• [Exercise directions]
Go over the lines below, and when one contains the word "http", copy it.

• [Records]

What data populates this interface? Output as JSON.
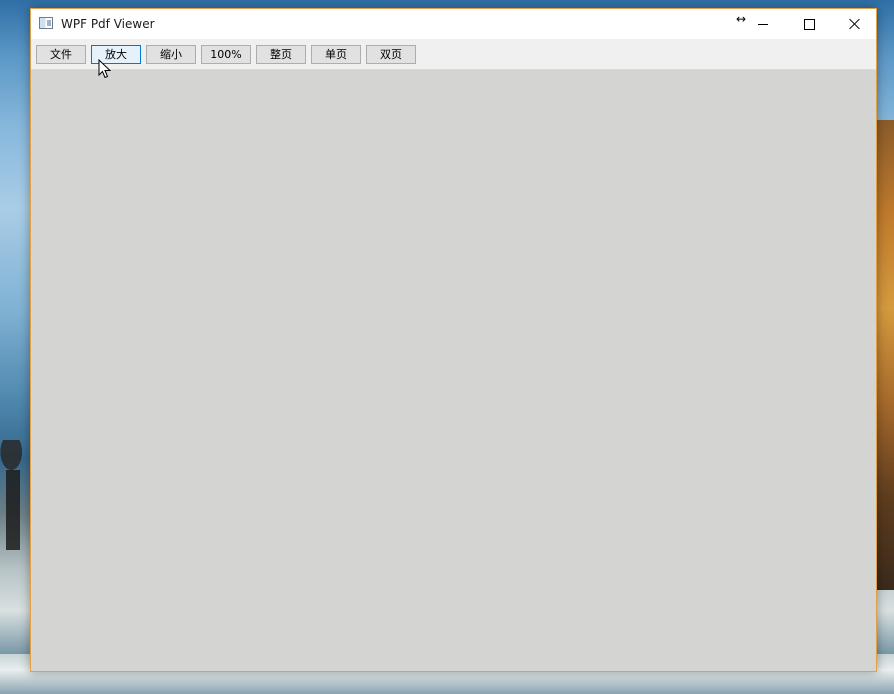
{
  "window": {
    "title": "WPF Pdf Viewer",
    "icon": "app-window-icon",
    "caption_buttons": {
      "resize_indicator": "↔",
      "minimize": "minimize-icon",
      "maximize": "maximize-icon",
      "close": "close-icon"
    }
  },
  "toolbar": {
    "buttons": [
      {
        "label": "文件",
        "state": "normal"
      },
      {
        "label": "放大",
        "state": "hover"
      },
      {
        "label": "缩小",
        "state": "normal"
      },
      {
        "label": "100%",
        "state": "normal"
      },
      {
        "label": "整页",
        "state": "normal"
      },
      {
        "label": "单页",
        "state": "normal"
      },
      {
        "label": "双页",
        "state": "normal"
      }
    ]
  },
  "colors": {
    "window_border": "#e0a14a",
    "button_hover_bg": "#e5f1fb",
    "button_hover_border": "#0078d7",
    "viewer_bg": "#d4d4d2"
  }
}
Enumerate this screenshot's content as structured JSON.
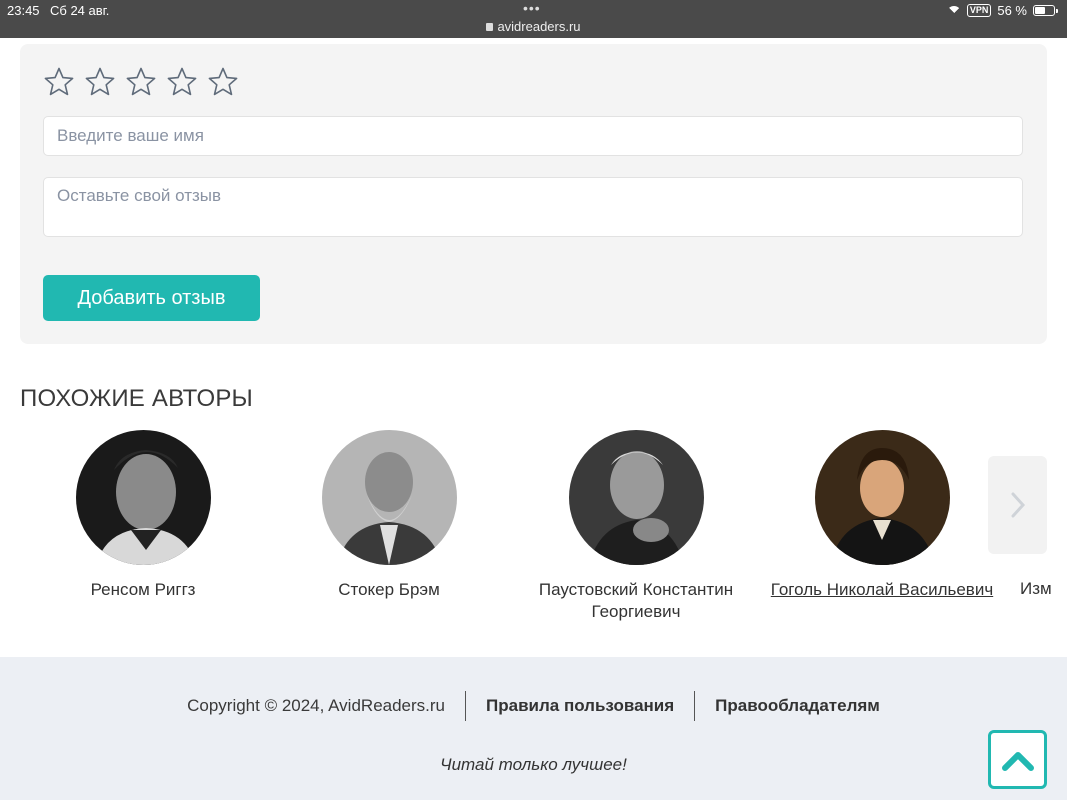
{
  "status_bar": {
    "time": "23:45",
    "date": "Сб 24 авг.",
    "url": "avidreaders.ru",
    "vpn": "VPN",
    "battery": "56 %",
    "battery_level": 0.56
  },
  "review_form": {
    "rating_stars": 5,
    "name_placeholder": "Введите ваше имя",
    "review_placeholder": "Оставьте свой отзыв",
    "submit_label": "Добавить отзыв"
  },
  "similar_authors": {
    "title": "ПОХОЖИЕ АВТОРЫ",
    "authors": [
      {
        "name": "Ренсом Риггз"
      },
      {
        "name": "Стокер Брэм"
      },
      {
        "name": "Паустовский Константин Георгиевич"
      },
      {
        "name": "Гоголь Николай Васильевич"
      }
    ],
    "partial_next": "Изм"
  },
  "footer": {
    "copyright": "Copyright © 2024, AvidReaders.ru",
    "terms": "Правила пользования",
    "rights_holders": "Правообладателям",
    "slogan": "Читай только лучшее!"
  },
  "colors": {
    "accent": "#21b8b1",
    "footer_bg": "#eceff4",
    "card_bg": "#f4f4f4"
  }
}
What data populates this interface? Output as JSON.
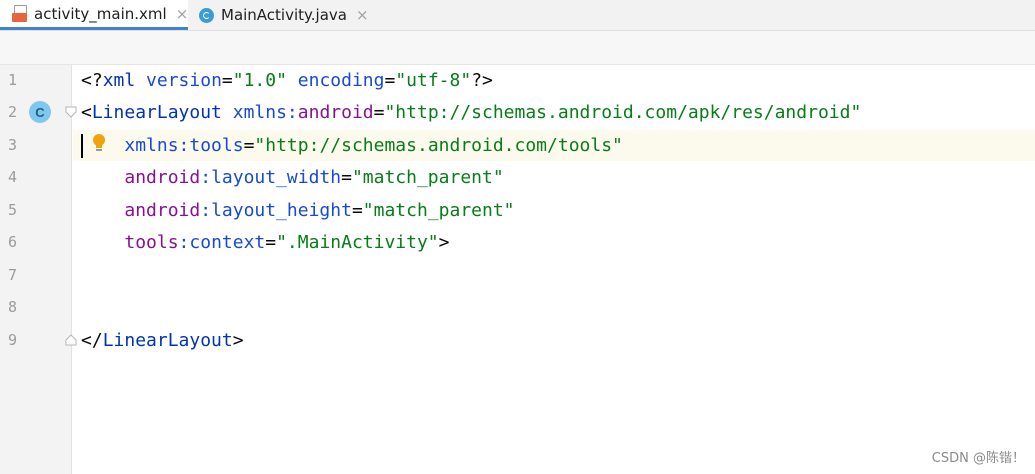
{
  "tabs": [
    {
      "label": "activity_main.xml",
      "icon": "xml-file-icon",
      "active": true,
      "close": "×"
    },
    {
      "label": "MainActivity.java",
      "icon": "java-class-icon",
      "active": false,
      "close": "×"
    }
  ],
  "gutter": {
    "line_numbers": [
      "1",
      "2",
      "3",
      "4",
      "5",
      "6",
      "7",
      "8",
      "9"
    ],
    "class_marker": "C"
  },
  "code": {
    "line1": {
      "open": "<?",
      "tag": "xml",
      "sp1": " ",
      "attr1": "version",
      "eq1": "=",
      "val1": "\"1.0\"",
      "sp2": " ",
      "attr2": "encoding",
      "eq2": "=",
      "val2": "\"utf-8\"",
      "close": "?>"
    },
    "line2": {
      "open": "<",
      "tag": "LinearLayout",
      "sp": " ",
      "ns_attr": "xmlns:",
      "ns": "android",
      "eq": "=",
      "val": "\"http://schemas.android.com/apk/res/android\""
    },
    "line3": {
      "indent": "    ",
      "attr": "xmlns:tools",
      "eq": "=",
      "val": "\"http://schemas.android.com/tools\""
    },
    "line4": {
      "indent": "    ",
      "ns": "android",
      "colon": ":",
      "attr": "layout_width",
      "eq": "=",
      "val": "\"match_parent\""
    },
    "line5": {
      "indent": "    ",
      "ns": "android",
      "colon": ":",
      "attr": "layout_height",
      "eq": "=",
      "val": "\"match_parent\""
    },
    "line6": {
      "indent": "    ",
      "ns": "tools",
      "colon": ":",
      "attr": "context",
      "eq": "=",
      "val": "\".MainActivity\"",
      "close": ">"
    },
    "line7": "",
    "line8": "",
    "line9": {
      "open": "</",
      "tag": "LinearLayout",
      "close": ">"
    }
  },
  "watermark": "CSDN @陈锴！",
  "colors": {
    "tag": "#0033b3",
    "attribute": "#174ad4",
    "namespace": "#871094",
    "string_value": "#067d17",
    "active_tab_underline": "#4083c9",
    "current_line_bg": "#fcfaed"
  }
}
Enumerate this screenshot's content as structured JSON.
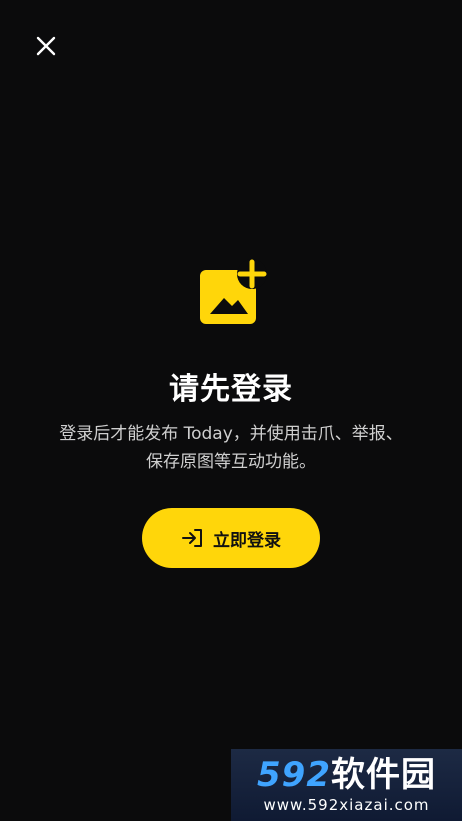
{
  "close_icon": "close-icon",
  "hero_icon": "add-image-icon",
  "colors": {
    "background": "#0b0b0c",
    "accent": "#ffd60a"
  },
  "prompt": {
    "title": "请先登录",
    "desc_line1": "登录后才能发布 Today，并使用击爪、举报、",
    "desc_line2": "保存原图等互动功能。"
  },
  "login_button": {
    "icon": "login-arrow-icon",
    "label": "立即登录"
  },
  "watermark": {
    "brand_num": "592",
    "brand_cn": "软件园",
    "url": "www.592xiazai.com"
  }
}
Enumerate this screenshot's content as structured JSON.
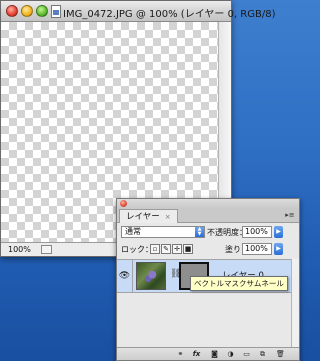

• [Task response]
      "val": "\"http://schemas.android.com/apk/res/android\""
      "val": "\"http://schemas.android.com/tools\""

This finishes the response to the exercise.